#### DATA RECORDS

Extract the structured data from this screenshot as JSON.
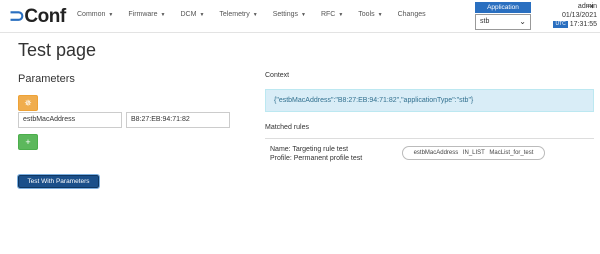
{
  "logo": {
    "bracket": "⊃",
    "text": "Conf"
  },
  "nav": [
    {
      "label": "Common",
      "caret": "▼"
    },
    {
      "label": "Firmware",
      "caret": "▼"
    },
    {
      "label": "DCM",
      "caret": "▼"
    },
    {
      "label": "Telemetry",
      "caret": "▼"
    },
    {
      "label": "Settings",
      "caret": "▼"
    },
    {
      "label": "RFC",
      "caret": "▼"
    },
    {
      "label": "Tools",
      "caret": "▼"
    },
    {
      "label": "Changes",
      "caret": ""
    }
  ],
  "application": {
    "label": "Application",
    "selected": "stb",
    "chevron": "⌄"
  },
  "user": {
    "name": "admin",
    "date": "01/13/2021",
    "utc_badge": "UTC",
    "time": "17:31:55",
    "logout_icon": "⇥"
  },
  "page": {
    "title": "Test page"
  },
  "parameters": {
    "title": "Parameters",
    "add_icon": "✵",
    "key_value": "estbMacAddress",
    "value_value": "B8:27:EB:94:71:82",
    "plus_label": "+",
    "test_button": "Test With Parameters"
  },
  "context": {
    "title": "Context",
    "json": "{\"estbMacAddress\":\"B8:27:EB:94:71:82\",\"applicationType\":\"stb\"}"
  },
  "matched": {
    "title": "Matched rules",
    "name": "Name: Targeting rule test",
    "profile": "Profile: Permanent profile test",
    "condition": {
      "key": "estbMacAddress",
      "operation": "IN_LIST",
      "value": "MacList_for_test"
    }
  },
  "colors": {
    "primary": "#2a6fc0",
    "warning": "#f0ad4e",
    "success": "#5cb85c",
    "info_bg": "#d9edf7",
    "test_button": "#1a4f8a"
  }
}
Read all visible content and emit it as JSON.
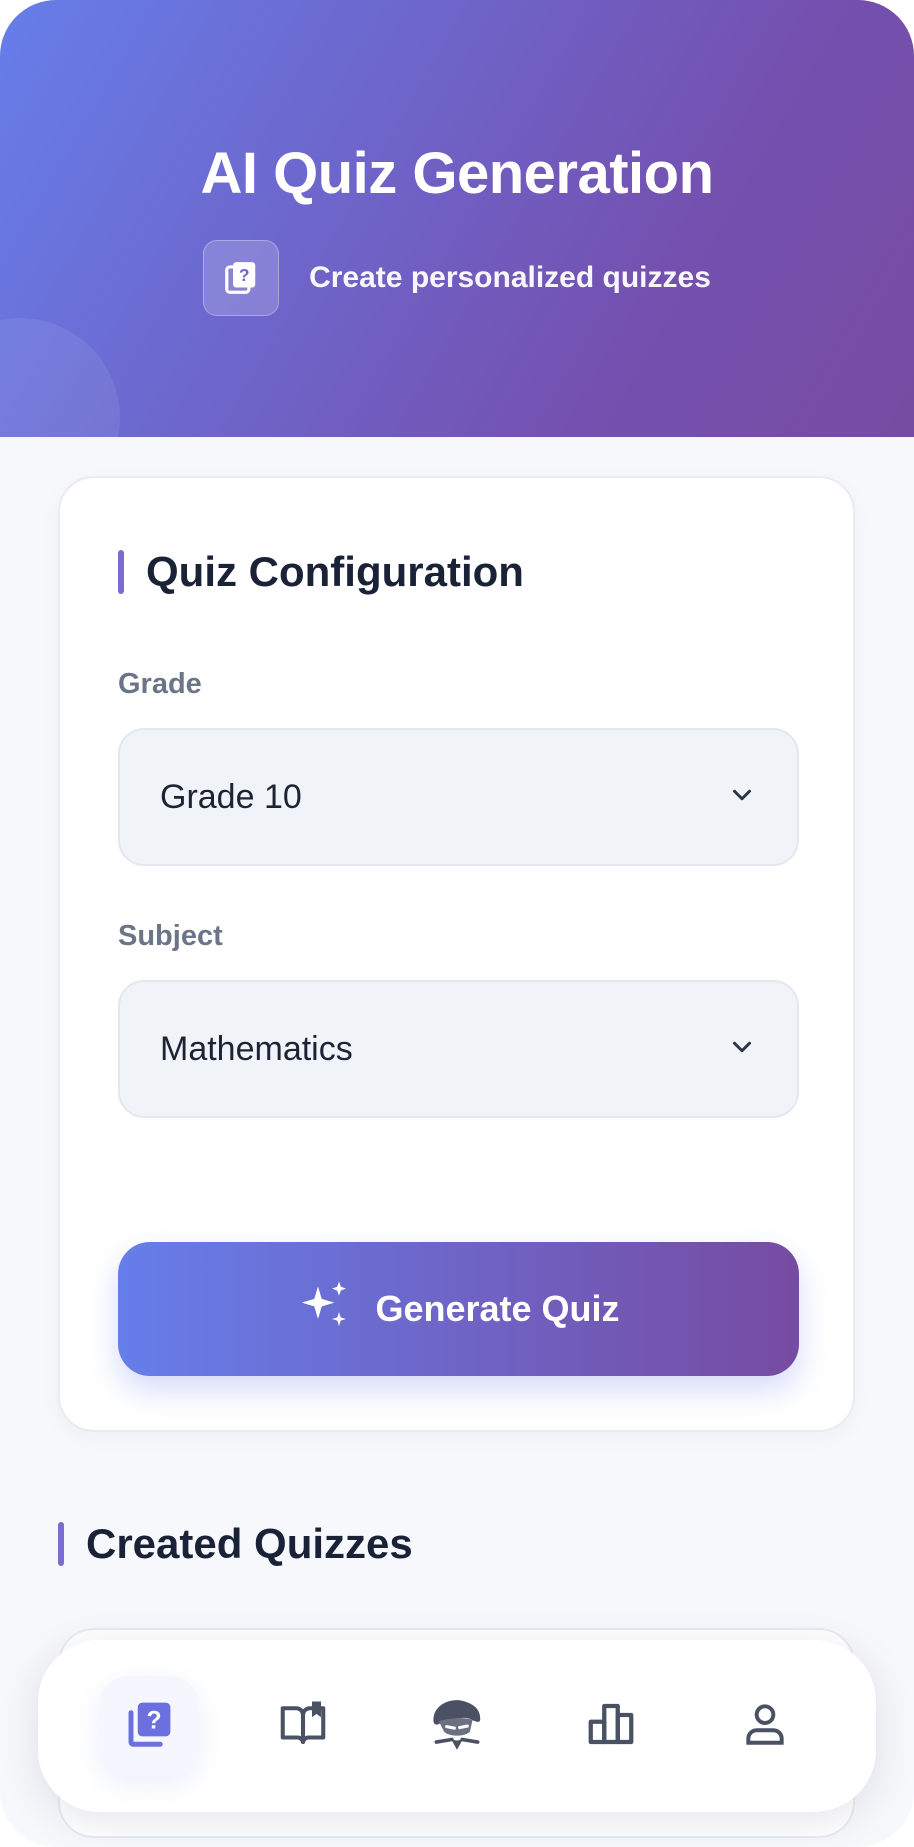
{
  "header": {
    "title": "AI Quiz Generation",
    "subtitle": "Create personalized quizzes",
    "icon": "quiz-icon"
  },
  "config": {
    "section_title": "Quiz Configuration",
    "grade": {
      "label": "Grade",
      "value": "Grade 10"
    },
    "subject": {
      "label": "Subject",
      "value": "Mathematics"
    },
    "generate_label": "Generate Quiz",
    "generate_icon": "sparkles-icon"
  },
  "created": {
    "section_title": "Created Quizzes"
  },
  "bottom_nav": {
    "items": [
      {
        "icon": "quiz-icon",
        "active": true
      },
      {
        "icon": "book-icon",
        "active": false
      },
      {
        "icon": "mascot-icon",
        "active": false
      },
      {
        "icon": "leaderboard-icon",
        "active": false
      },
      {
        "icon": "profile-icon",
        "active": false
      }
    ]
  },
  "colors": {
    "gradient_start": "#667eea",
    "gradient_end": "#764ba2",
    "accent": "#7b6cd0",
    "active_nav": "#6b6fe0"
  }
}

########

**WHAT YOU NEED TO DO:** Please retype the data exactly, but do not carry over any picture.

**OUTPUT:**
Extract the structured data from this screenshot as JSON.
{
  "logo": {
    "bracket": "⊃",
    "text": "Conf"
  },
  "nav": [
    {
      "label": "Common",
      "caret": "▼"
    },
    {
      "label": "Firmware",
      "caret": "▼"
    },
    {
      "label": "DCM",
      "caret": "▼"
    },
    {
      "label": "Telemetry",
      "caret": "▼"
    },
    {
      "label": "Settings",
      "caret": "▼"
    },
    {
      "label": "RFC",
      "caret": "▼"
    },
    {
      "label": "Tools",
      "caret": "▼"
    },
    {
      "label": "Changes",
      "caret": ""
    }
  ],
  "application": {
    "label": "Application",
    "selected": "stb",
    "chevron": "⌄"
  },
  "user": {
    "name": "admin",
    "date": "01/13/2021",
    "utc_badge": "UTC",
    "time": "17:31:55",
    "logout_icon": "⇥"
  },
  "page": {
    "title": "Test page"
  },
  "parameters": {
    "title": "Parameters",
    "add_icon": "✵",
    "key_value": "estbMacAddress",
    "value_value": "B8:27:EB:94:71:82",
    "plus_label": "+",
    "test_button": "Test With Parameters"
  },
  "context": {
    "title": "Context",
    "json": "{\"estbMacAddress\":\"B8:27:EB:94:71:82\",\"applicationType\":\"stb\"}"
  },
  "matched": {
    "title": "Matched rules",
    "name": "Name: Targeting rule test",
    "profile": "Profile: Permanent profile test",
    "condition": {
      "key": "estbMacAddress",
      "operation": "IN_LIST",
      "value": "MacList_for_test"
    }
  },
  "colors": {
    "primary": "#2a6fc0",
    "warning": "#f0ad4e",
    "success": "#5cb85c",
    "info_bg": "#d9edf7",
    "test_button": "#1a4f8a"
  }
}
Read all visible content and emit it as JSON.
{
  "header": {
    "title": "AI Quiz Generation",
    "subtitle": "Create personalized quizzes",
    "icon": "quiz-icon"
  },
  "config": {
    "section_title": "Quiz Configuration",
    "grade": {
      "label": "Grade",
      "value": "Grade 10"
    },
    "subject": {
      "label": "Subject",
      "value": "Mathematics"
    },
    "generate_label": "Generate Quiz",
    "generate_icon": "sparkles-icon"
  },
  "created": {
    "section_title": "Created Quizzes"
  },
  "bottom_nav": {
    "items": [
      {
        "icon": "quiz-icon",
        "active": true
      },
      {
        "icon": "book-icon",
        "active": false
      },
      {
        "icon": "mascot-icon",
        "active": false
      },
      {
        "icon": "leaderboard-icon",
        "active": false
      },
      {
        "icon": "profile-icon",
        "active": false
      }
    ]
  },
  "colors": {
    "gradient_start": "#667eea",
    "gradient_end": "#764ba2",
    "accent": "#7b6cd0",
    "active_nav": "#6b6fe0"
  }
}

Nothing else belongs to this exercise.